Retype the entries in full.

Stored data:
━━━━━━
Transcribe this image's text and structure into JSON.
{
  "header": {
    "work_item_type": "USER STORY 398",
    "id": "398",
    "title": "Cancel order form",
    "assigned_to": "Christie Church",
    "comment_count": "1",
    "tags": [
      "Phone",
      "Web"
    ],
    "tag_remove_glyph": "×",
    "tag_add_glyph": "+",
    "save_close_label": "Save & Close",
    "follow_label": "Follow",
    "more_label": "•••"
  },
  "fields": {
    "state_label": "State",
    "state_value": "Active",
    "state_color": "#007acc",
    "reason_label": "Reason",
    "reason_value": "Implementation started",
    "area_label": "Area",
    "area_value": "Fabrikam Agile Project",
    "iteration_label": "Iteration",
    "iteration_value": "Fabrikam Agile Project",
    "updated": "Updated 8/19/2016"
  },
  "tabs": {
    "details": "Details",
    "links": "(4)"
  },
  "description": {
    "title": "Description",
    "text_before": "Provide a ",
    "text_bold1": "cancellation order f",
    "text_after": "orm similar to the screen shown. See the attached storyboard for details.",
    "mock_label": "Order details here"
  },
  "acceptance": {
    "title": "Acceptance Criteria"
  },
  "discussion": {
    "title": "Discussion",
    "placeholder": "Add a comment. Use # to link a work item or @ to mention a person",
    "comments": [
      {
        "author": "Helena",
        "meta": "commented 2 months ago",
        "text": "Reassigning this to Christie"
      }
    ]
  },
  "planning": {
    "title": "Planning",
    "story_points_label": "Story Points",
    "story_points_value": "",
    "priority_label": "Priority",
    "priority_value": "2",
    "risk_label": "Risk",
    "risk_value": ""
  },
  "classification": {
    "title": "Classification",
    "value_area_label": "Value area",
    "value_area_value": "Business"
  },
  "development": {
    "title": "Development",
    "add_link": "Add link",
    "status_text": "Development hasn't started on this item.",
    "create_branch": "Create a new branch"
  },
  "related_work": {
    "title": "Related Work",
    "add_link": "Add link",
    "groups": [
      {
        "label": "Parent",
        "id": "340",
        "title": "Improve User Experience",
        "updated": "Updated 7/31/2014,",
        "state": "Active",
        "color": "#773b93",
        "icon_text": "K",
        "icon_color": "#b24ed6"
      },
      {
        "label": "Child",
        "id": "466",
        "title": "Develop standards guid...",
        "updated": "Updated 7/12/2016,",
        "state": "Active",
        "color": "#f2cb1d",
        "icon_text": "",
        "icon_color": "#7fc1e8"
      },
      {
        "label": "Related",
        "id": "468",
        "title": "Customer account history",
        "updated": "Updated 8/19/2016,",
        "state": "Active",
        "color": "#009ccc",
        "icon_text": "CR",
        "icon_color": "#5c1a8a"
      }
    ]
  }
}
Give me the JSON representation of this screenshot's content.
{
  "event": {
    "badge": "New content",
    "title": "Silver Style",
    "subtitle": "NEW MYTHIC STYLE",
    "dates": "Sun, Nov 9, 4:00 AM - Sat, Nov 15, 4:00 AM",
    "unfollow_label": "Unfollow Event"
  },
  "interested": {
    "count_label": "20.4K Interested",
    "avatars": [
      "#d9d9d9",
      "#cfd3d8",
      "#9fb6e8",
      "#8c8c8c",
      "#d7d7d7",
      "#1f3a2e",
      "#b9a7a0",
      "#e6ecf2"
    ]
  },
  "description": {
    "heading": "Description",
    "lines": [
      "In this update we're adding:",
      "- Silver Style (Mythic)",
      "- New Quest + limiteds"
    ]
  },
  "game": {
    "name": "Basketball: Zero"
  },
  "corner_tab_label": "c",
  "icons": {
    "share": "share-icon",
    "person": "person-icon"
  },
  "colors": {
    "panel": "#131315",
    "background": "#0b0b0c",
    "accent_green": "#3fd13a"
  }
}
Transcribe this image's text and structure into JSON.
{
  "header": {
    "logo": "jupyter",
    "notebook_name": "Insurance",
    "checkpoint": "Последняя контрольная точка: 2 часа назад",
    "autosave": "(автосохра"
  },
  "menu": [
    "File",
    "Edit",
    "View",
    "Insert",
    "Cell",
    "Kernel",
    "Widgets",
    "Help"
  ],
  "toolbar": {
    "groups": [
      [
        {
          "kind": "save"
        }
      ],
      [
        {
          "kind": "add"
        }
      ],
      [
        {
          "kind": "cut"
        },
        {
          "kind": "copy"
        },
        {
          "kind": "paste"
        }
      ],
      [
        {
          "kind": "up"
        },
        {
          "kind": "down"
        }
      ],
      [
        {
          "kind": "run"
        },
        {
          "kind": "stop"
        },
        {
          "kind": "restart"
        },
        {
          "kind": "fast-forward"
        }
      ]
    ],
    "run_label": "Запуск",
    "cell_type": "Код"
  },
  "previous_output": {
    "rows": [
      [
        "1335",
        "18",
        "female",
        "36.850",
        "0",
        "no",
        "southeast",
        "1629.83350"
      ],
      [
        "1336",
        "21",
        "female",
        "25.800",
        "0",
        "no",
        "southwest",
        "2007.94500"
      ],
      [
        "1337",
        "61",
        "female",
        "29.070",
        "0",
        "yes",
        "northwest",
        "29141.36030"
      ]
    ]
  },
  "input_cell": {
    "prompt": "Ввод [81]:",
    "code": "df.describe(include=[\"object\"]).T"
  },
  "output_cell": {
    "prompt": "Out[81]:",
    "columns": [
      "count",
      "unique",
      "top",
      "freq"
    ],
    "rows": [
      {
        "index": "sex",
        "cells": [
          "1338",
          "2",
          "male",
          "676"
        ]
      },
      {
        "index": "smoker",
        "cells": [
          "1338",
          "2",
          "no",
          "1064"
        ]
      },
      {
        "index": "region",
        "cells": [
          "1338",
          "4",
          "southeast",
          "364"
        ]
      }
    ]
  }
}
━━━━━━
▶ **RESPONSE**
Transcribe this image's text and structure into JSON.
{
  "header": {
    "work_item_type": "USER STORY 398",
    "id": "398",
    "title": "Cancel order form",
    "assigned_to": "Christie Church",
    "comment_count": "1",
    "tags": [
      "Phone",
      "Web"
    ],
    "tag_remove_glyph": "×",
    "tag_add_glyph": "+",
    "save_close_label": "Save & Close",
    "follow_label": "Follow",
    "more_label": "•••"
  },
  "fields": {
    "state_label": "State",
    "state_value": "Active",
    "state_color": "#007acc",
    "reason_label": "Reason",
    "reason_value": "Implementation started",
    "area_label": "Area",
    "area_value": "Fabrikam Agile Project",
    "iteration_label": "Iteration",
    "iteration_value": "Fabrikam Agile Project",
    "updated": "Updated 8/19/2016"
  },
  "tabs": {
    "details": "Details",
    "links": "(4)"
  },
  "description": {
    "title": "Description",
    "text_before": "Provide a ",
    "text_bold1": "cancellation order f",
    "text_after": "orm similar to the screen shown. See the attached storyboard for details.",
    "mock_label": "Order details here"
  },
  "acceptance": {
    "title": "Acceptance Criteria"
  },
  "discussion": {
    "title": "Discussion",
    "placeholder": "Add a comment. Use # to link a work item or @ to mention a person",
    "comments": [
      {
        "author": "Helena",
        "meta": "commented 2 months ago",
        "text": "Reassigning this to Christie"
      }
    ]
  },
  "planning": {
    "title": "Planning",
    "story_points_label": "Story Points",
    "story_points_value": "",
    "priority_label": "Priority",
    "priority_value": "2",
    "risk_label": "Risk",
    "risk_value": ""
  },
  "classification": {
    "title": "Classification",
    "value_area_label": "Value area",
    "value_area_value": "Business"
  },
  "development": {
    "title": "Development",
    "add_link": "Add link",
    "status_text": "Development hasn't started on this item.",
    "create_branch": "Create a new branch"
  },
  "related_work": {
    "title": "Related Work",
    "add_link": "Add link",
    "groups": [
      {
        "label": "Parent",
        "id": "340",
        "title": "Improve User Experience",
        "updated": "Updated 7/31/2014,",
        "state": "Active",
        "color": "#773b93",
        "icon_text": "K",
        "icon_color": "#b24ed6"
      },
      {
        "label": "Child",
        "id": "466",
        "title": "Develop standards guid...",
        "updated": "Updated 7/12/2016,",
        "state": "Active",
        "color": "#f2cb1d",
        "icon_text": "",
        "icon_color": "#7fc1e8"
      },
      {
        "label": "Related",
        "id": "468",
        "title": "Customer account history",
        "updated": "Updated 8/19/2016,",
        "state": "Active",
        "color": "#009ccc",
        "icon_text": "CR",
        "icon_color": "#5c1a8a"
      }
    ]
  }
}
Give me the JSON representation of this screenshot's content.
{
  "event": {
    "badge": "New content",
    "title": "Silver Style",
    "subtitle": "NEW MYTHIC STYLE",
    "dates": "Sun, Nov 9, 4:00 AM - Sat, Nov 15, 4:00 AM",
    "unfollow_label": "Unfollow Event"
  },
  "interested": {
    "count_label": "20.4K Interested",
    "avatars": [
      "#d9d9d9",
      "#cfd3d8",
      "#9fb6e8",
      "#8c8c8c",
      "#d7d7d7",
      "#1f3a2e",
      "#b9a7a0",
      "#e6ecf2"
    ]
  },
  "description": {
    "heading": "Description",
    "lines": [
      "In this update we're adding:",
      "- Silver Style (Mythic)",
      "- New Quest + limiteds"
    ]
  },
  "game": {
    "name": "Basketball: Zero"
  },
  "corner_tab_label": "c",
  "icons": {
    "share": "share-icon",
    "person": "person-icon"
  },
  "colors": {
    "panel": "#131315",
    "background": "#0b0b0c",
    "accent_green": "#3fd13a"
  }
}
Transcribe this image's text and structure into JSON.
{
  "header": {
    "logo": "jupyter",
    "notebook_name": "Insurance",
    "checkpoint": "Последняя контрольная точка: 2 часа назад",
    "autosave": "(автосохра"
  },
  "menu": [
    "File",
    "Edit",
    "View",
    "Insert",
    "Cell",
    "Kernel",
    "Widgets",
    "Help"
  ],
  "toolbar": {
    "groups": [
      [
        {
          "kind": "save"
        }
      ],
      [
        {
          "kind": "add"
        }
      ],
      [
        {
          "kind": "cut"
        },
        {
          "kind": "copy"
        },
        {
          "kind": "paste"
        }
      ],
      [
        {
          "kind": "up"
        },
        {
          "kind": "down"
        }
      ],
      [
        {
          "kind": "run"
        },
        {
          "kind": "stop"
        },
        {
          "kind": "restart"
        },
        {
          "kind": "fast-forward"
        }
      ]
    ],
    "run_label": "Запуск",
    "cell_type": "Код"
  },
  "previous_output": {
    "rows": [
      [
        "1335",
        "18",
        "female",
        "36.850",
        "0",
        "no",
        "southeast",
        "1629.83350"
      ],
      [
        "1336",
        "21",
        "female",
        "25.800",
        "0",
        "no",
        "southwest",
        "2007.94500"
      ],
      [
        "1337",
        "61",
        "female",
        "29.070",
        "0",
        "yes",
        "northwest",
        "29141.36030"
      ]
    ]
  },
  "input_cell": {
    "prompt": "Ввод [81]:",
    "code": "df.describe(include=[\"object\"]).T"
  },
  "output_cell": {
    "prompt": "Out[81]:",
    "columns": [
      "count",
      "unique",
      "top",
      "freq"
    ],
    "rows": [
      {
        "index": "sex",
        "cells": [
          "1338",
          "2",
          "male",
          "676"
        ]
      },
      {
        "index": "smoker",
        "cells": [
          "1338",
          "2",
          "no",
          "1064"
        ]
      },
      {
        "index": "region",
        "cells": [
          "1338",
          "4",
          "southeast",
          "364"
        ]
      }
    ]
  }
}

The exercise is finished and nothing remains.